Published in: 2011
Conference presentation at Nutrient Recovery and Management Conference organised by International Water Association (IWA) and Water Environment Federation (WEF) in Florida, USA
Sartorius, C., von Horn, J., Tettenborn, F.
Today, there are already a variety of very different approaches to the recovery of phosphorus from wastewater, sludge and ashes. These approaches differ by the origin of the used matter (wastewater, sludge liquor, fermented or non-fermented sludge ash) and the process precipitation, wet chemical extraction, and thermal treatment). They are characterized by their process steps, use of chemicals, complexity and effectiveness of the technology, economics, product quality for further use (fertilizer or industrial use), residuals, maturity of the technology,
and degree of centralization and are rated positive, negative or neutral. Together these characteristics form the advantages and disadvantages of all the recovery processes. These were phrased as hypotheses that were used in an international expert survey. The survey showed that P-recovery will become an established process over the next 20 years in industrialized countries for economic reasons. A decisive aspect in this regard will be the quality of the produced fertilizer. Simple technologies such as the recovery from sludge liquor seem to be preferred. If sludge is incinerated, P-recycling from ash then becomes more interesting and has to be considered. P-recovery and source separating sanitation technologies are more appropriate for industrialized countries than for developing countries. As the growing
awareness of environmental issues will prevent sludge being used agriculturally in an increasing number of countries in the next decade, the market potential for nutrient recovery technologies will increase in the immediate future.
Sartorius, C., von Horn, J., Tettenborn, F. (2011). Phosphorus recovery from wastewater – state-of-the-art and future potential.
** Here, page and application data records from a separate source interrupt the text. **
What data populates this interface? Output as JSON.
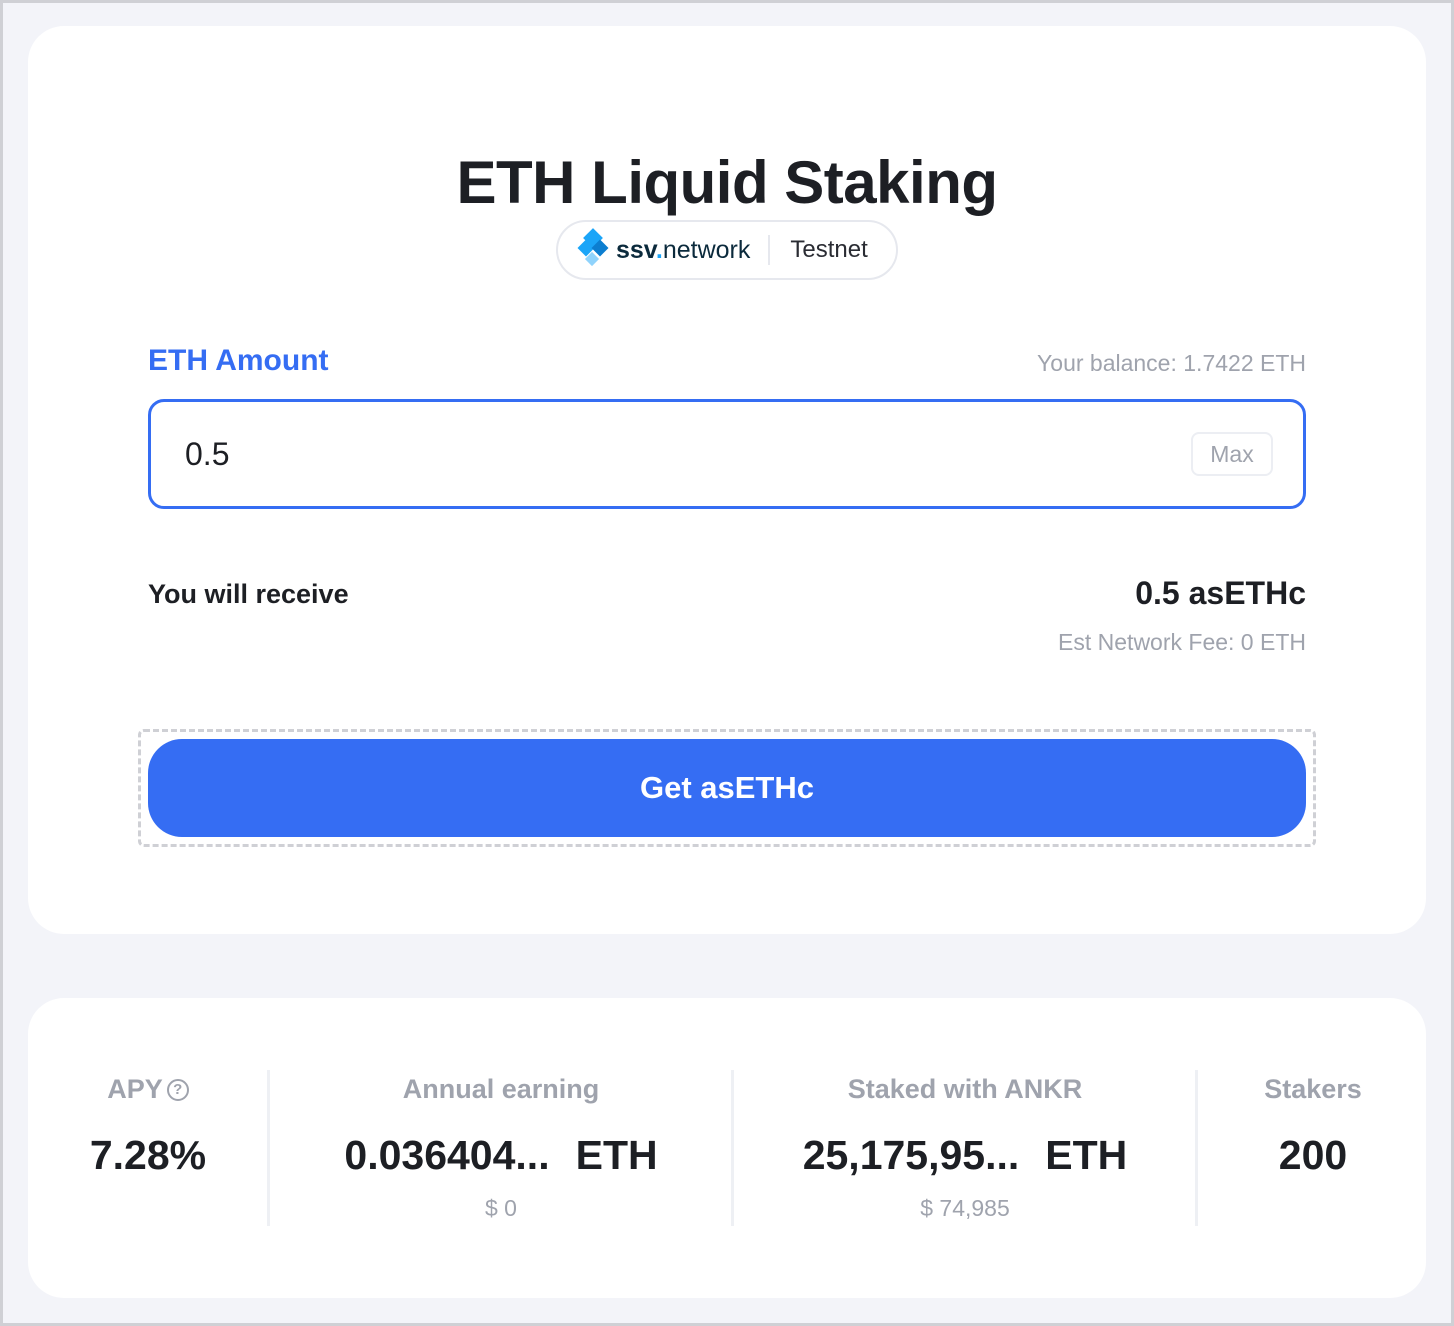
{
  "header": {
    "title": "ETH Liquid Staking",
    "network_brand": "ssv",
    "network_brand_dot": ".",
    "network_brand_suffix": "network",
    "network_name": "Testnet"
  },
  "form": {
    "amount_label": "ETH Amount",
    "balance_text": "Your balance: 1.7422 ETH",
    "amount_value": "0.5",
    "max_label": "Max",
    "receive_label": "You will receive",
    "receive_value": "0.5 asETHc",
    "fee_text": "Est Network Fee: 0 ETH",
    "submit_label": "Get asETHc"
  },
  "stats": {
    "apy": {
      "label": "APY",
      "value": "7.28%",
      "help_icon": "?"
    },
    "annual_earning": {
      "label": "Annual earning",
      "value": "0.036404...",
      "unit": "ETH",
      "usd": "$ 0"
    },
    "staked": {
      "label": "Staked with ANKR",
      "value": "25,175,95...",
      "unit": "ETH",
      "usd": "$ 74,985"
    },
    "stakers": {
      "label": "Stakers",
      "value": "200"
    }
  },
  "colors": {
    "accent": "#356df3",
    "muted": "#9fa3ad",
    "background": "#f3f4f9"
  },
  "icons": [
    "ssv-network-logo-icon",
    "help-circle-icon"
  ]
}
Conference presentation at Nutrient Recovery and Management Conference organised by International Water Association (IWA) and Water Environment Federation (WEF) in Florida, USA
Share this page on